Kingston writes almost exclusively of her family in The Woman Warrior. She focuses most of all on her mother Brave Orchid, from whom she learned the tradition of talk story. Kingston spends most of her time analyzing the dynamic between female roles in the family: mother/daughter, aunt/niece, etc. The author offers thoughts on what it means to be a part of a family and what kinds of stories and debts are passed down from one generation to another.
Questions About Family
- Kingston writes more about her mother's generation than her own. What is the effect of this?
- Kingston's memoirs are largely her mother's life stories; what does this suggest about the role of her mother and of family in Kingston's sense of identity?
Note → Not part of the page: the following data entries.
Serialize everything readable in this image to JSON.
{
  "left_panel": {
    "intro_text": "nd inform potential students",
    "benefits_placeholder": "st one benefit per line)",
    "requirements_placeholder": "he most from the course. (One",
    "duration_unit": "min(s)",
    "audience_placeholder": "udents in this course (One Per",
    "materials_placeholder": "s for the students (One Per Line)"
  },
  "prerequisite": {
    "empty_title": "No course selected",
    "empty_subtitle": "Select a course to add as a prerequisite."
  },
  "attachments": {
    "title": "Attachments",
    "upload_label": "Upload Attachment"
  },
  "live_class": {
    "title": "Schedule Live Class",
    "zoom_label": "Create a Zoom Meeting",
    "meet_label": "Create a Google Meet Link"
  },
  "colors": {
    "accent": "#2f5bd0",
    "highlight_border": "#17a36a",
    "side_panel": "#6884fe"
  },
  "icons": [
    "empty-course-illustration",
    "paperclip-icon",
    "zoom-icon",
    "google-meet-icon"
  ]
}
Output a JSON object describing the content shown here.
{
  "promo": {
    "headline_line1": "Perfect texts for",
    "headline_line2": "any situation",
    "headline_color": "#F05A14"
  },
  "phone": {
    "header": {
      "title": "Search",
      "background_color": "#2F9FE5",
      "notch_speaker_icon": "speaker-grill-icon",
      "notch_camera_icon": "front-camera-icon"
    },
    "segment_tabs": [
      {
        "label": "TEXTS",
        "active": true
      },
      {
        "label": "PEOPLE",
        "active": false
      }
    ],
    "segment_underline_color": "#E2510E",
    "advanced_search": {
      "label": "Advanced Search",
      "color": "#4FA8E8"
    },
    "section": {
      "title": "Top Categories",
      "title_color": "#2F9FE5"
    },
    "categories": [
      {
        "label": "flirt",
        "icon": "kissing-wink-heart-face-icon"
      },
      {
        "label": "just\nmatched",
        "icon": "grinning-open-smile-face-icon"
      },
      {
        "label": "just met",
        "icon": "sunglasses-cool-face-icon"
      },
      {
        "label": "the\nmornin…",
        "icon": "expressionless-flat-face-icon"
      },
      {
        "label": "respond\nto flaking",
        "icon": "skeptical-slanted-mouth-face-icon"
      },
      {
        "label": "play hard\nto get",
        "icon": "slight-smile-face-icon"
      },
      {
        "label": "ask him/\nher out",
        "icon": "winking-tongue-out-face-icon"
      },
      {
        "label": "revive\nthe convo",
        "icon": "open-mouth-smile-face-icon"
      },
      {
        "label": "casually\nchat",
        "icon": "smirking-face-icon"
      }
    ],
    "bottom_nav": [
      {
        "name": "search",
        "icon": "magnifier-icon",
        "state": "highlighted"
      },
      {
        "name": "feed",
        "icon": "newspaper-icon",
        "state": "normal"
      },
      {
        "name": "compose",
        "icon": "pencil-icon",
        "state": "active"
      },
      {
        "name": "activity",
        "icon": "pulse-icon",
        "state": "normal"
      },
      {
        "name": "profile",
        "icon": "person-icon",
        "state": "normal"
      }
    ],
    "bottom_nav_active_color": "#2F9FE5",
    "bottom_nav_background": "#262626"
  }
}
- What role does gender play within the family stories Kingston tells? How are her male relatives portrayed in her stories?
- What is our (the reader's) relationship with Kingston's family?
Chew on This
Kingston shows that family is more significant than romance through the love Brave Orchid demonstrates for Moon Orchid versus the embarrassment the doctor-husband shows toward Moon Orchid.
Kingston's main frustration in The Woman Warrior is her inability to communicate with her mother on her terms. The book, as a composite of talk story, is written as an attempt to bridge her mom's stories with her own.